Following the funeral for 25-year-old Freddie Gray, residents of Baltimore poured into the streets to protest his death. Gray died from injuries he sustained while in police custody. Those protests soon manifested into violence, rioting, looting and the burning of businesses all around the city. The unrest made national headlines.
One year later, the city of Baltimore is still trying to come together and rebuild. A number of events are planned Wednesday to recognize the anniversary of the protests, The Baltimore Sun reports.
According to the paper, students from Frederick Douglass High School will hold an open forum from 1:30 to 2:30 to discuss their hopes for the community and how they can move on from the violence that occurred last year.
“Our school isn’t just a place where we come to get an education, it’s our second home,” senior De’Asia Ellis, a student leader, said in a statement. “The events surrounding the death of Freddie Gray that resulted in the riots gave my home a bad name. But we are so much more than what we are perceived as.”
Gov. Larry Hogan and Baltimore Mayor Stephanie Rawlings-Blake will also celebrate the restoration of a senior center that was burned down during the unrest. The Mary Harvin Transformation Center was still under construction when it was destroyed, but it has since been rebuilt for $16 million. According to The Baltimore Sun, the remodeled facility has 61 new, affordable apartments for senior citizens, a community center, and rooms for counseling and job training. The center is set to open in the spring. Officials will celebrate at the new facility around 2 p.m.
After being vilified for the police response to last year’s violence, Rawlings-Blake scheduled a Day of Reconciliation for the City of Baltimore. Her critics expressed their dissatisfaction via Twitter with the hashtag #ReconcileThis, to which she responded,”We did not over militarize our response to unrest last year/not one rioter or police officer was killed.”
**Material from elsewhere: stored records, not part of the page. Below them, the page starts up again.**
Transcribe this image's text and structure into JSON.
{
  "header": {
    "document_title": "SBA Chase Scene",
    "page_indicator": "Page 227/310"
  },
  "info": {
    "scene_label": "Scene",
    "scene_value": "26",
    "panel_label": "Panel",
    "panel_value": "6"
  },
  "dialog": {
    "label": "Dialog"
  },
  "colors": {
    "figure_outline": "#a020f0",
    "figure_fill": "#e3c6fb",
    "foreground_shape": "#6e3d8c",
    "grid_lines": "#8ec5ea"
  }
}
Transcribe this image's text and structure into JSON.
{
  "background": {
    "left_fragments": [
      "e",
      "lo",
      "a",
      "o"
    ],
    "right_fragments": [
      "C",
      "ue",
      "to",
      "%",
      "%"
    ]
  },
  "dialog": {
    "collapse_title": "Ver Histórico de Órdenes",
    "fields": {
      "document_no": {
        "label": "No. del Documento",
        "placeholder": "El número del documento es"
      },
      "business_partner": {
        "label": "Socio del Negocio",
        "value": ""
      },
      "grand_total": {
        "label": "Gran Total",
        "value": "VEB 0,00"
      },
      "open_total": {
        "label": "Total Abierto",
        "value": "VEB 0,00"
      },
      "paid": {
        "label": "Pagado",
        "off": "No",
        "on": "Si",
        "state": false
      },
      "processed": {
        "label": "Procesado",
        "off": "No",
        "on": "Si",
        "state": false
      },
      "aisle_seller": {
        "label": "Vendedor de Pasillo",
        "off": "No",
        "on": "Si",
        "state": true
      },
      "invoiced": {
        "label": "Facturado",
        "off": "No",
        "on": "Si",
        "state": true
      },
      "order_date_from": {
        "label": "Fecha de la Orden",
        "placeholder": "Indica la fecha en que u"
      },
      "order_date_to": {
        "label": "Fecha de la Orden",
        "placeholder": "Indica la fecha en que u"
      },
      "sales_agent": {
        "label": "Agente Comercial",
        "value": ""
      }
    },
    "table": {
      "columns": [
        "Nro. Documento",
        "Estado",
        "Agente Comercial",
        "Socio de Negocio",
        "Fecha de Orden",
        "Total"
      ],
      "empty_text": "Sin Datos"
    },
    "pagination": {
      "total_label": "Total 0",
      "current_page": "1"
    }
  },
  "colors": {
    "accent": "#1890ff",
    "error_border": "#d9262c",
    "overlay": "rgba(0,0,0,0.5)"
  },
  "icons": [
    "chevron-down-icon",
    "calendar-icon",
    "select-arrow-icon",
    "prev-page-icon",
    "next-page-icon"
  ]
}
The event will take place at 4 p.m. at Liberty Heights Avenue and Reisterstown Road near Mondawmin Mall, where the protests started, The Baltimore Sun reports. The Day of Reconciliation will also feature an announcement about summer jobs for Baltimore youth.
The city of Baltimore is also looking to rebuild its neighborhoods. On Monday, over two dozen members of non-profits and activist groups rallied at City Hall to affirm their efforts to better Baltimore’s most troubled neighborhoods, per The Baltimore Sun.
Derrick Chase, founder of the Coalition for Transformation and Betterment of Baltimore, announced a four-year plan to split the city into grids. Neighborhoods would be separated and prioritized according to its needs, he explained. Each neighborhood would also be assigned a block captain. Participating non-profit groups would help gather resources for the neighborhoods.
“There are a lot of things going on,” Chase said. “We’re systematically trying to unify the efforts.”
Per The Baltimore Sun, the non-profits and activist groups will begin their work in the neighborhood of Sandtown-Winchester, where Gray lived. Chase’s announcement comes just one day prior to Tuesday’s primary election.
“Baltimore, the world is watching. So we have to take the initiative to make the change we want, and it starts by voting,” Kenneth Frasier, a member of Operation Hunger USA, told The Baltimore Sun. “Voter registration has risen in Baltimore since Gray’s death, from 362,000 voters this time last year to about 374,000 today.”